*Provided material*:
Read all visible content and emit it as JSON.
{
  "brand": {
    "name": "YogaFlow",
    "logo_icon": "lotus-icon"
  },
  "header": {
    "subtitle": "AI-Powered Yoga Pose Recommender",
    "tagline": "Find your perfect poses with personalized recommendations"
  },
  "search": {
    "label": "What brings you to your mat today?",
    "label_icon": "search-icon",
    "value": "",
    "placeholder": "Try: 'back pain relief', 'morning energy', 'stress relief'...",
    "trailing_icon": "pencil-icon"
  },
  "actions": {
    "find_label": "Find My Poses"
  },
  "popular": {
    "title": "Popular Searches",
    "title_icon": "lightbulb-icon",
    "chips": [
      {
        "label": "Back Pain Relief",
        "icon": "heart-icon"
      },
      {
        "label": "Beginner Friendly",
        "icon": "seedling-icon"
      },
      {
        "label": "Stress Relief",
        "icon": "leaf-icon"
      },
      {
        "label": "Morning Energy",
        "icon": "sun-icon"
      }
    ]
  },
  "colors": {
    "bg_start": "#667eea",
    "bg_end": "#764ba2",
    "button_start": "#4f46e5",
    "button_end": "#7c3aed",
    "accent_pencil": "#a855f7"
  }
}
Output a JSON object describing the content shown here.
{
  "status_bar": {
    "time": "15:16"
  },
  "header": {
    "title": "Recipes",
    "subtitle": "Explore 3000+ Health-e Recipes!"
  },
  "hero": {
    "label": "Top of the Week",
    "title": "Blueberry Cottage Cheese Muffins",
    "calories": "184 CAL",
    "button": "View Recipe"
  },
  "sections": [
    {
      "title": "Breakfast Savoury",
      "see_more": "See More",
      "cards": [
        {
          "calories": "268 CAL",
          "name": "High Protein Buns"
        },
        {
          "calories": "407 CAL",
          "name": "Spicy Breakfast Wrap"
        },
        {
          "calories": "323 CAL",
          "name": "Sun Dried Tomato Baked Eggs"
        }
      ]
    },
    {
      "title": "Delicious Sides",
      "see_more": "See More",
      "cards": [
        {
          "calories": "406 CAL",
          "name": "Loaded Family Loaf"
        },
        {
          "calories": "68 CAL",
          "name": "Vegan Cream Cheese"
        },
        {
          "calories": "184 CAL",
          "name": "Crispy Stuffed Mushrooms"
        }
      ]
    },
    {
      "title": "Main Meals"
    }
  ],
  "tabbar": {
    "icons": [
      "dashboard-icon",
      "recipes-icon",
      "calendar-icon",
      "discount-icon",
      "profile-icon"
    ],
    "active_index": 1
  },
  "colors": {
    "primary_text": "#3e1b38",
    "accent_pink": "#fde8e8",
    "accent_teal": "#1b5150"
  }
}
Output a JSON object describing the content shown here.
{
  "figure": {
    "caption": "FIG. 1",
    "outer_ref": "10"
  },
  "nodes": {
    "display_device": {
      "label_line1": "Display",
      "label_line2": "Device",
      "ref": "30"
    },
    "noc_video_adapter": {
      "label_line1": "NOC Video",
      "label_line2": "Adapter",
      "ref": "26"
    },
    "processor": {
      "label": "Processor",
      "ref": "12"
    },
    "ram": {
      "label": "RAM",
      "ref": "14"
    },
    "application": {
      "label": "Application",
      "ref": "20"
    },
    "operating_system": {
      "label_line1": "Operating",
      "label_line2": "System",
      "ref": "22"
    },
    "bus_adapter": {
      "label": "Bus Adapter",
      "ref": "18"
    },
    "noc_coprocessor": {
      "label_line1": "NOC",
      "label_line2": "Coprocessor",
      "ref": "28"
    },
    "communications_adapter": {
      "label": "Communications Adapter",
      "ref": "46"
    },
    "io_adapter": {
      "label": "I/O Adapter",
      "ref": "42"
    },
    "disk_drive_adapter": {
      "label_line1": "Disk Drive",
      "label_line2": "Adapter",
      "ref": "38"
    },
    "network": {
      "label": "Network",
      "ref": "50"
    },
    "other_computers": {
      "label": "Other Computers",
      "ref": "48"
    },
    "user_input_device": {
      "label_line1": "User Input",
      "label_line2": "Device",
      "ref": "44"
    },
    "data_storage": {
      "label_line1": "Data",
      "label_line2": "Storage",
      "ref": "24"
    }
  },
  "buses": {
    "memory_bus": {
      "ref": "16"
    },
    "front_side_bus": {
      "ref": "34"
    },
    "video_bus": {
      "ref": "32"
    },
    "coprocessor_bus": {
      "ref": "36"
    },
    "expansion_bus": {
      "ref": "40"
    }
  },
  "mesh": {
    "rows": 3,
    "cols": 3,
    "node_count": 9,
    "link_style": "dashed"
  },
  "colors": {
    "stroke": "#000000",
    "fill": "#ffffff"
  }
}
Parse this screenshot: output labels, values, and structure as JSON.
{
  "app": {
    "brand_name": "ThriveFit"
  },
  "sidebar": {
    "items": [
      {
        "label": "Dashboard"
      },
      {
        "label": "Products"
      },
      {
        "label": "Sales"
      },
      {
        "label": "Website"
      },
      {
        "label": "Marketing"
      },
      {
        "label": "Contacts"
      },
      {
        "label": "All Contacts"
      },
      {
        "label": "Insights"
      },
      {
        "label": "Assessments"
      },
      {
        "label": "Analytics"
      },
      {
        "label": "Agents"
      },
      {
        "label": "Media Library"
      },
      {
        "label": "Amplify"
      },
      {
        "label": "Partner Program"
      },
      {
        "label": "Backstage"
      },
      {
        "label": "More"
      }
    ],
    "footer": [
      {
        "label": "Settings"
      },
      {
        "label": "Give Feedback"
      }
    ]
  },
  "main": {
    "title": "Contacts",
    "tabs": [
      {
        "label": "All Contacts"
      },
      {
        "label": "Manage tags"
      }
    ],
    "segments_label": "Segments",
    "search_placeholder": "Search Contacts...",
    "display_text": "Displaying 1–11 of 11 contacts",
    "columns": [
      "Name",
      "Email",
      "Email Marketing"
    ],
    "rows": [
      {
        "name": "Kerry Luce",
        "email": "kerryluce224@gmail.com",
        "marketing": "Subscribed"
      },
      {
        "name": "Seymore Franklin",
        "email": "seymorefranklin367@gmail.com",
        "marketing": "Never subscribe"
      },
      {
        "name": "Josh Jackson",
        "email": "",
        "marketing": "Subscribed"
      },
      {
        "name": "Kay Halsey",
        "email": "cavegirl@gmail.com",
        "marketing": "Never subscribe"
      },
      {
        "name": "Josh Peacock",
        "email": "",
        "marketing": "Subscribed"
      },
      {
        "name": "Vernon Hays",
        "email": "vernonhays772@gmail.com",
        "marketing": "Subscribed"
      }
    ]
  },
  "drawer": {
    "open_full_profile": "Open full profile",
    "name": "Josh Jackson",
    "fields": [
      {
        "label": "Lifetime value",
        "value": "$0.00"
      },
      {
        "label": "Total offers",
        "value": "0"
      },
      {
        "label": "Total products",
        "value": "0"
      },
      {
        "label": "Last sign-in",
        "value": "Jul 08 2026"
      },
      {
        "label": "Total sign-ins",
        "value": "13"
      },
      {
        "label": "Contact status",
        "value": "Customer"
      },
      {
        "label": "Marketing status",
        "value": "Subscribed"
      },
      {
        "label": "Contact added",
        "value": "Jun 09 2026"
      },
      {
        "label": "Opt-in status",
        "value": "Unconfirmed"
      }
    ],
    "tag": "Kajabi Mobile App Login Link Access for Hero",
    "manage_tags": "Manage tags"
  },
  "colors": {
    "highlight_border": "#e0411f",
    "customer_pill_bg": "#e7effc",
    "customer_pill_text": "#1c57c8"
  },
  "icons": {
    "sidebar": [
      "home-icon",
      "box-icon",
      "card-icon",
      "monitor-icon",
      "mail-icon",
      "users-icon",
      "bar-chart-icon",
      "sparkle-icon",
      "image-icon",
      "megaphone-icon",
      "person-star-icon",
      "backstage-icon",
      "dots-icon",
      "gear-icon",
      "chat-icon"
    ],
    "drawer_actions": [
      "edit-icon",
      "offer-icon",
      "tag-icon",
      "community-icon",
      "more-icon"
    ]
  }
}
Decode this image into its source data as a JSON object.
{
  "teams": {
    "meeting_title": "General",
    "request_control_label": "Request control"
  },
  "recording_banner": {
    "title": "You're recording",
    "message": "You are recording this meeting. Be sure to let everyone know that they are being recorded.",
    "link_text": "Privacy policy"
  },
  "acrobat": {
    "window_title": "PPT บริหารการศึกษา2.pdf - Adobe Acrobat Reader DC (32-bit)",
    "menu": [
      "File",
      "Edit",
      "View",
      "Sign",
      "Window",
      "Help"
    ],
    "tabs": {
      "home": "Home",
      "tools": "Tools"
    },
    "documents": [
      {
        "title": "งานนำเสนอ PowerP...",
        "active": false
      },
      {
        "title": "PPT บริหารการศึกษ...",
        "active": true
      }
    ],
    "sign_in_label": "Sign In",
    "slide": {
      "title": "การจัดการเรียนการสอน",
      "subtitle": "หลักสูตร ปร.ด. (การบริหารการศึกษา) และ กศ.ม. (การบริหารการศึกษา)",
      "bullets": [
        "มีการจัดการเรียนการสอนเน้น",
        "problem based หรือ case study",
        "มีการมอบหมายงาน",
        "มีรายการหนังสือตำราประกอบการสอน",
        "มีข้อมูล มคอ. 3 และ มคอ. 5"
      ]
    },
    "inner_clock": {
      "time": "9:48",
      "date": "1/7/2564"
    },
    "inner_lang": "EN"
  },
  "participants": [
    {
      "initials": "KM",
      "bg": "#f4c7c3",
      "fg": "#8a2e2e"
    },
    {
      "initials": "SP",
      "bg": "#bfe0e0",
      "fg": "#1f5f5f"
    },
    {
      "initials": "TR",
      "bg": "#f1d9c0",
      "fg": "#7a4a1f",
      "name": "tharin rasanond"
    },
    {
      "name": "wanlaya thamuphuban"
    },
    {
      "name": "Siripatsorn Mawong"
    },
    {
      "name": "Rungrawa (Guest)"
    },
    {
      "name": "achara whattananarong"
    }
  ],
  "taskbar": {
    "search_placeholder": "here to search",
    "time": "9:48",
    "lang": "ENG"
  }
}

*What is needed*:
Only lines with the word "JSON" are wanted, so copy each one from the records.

*Answer to this problem*:
Read all visible content and emit it as JSON.
Output a JSON object describing the content shown here.
Output a JSON object describing the content shown here.
Parse this screenshot: output labels, values, and structure as JSON.
Decode this image into its source data as a JSON object.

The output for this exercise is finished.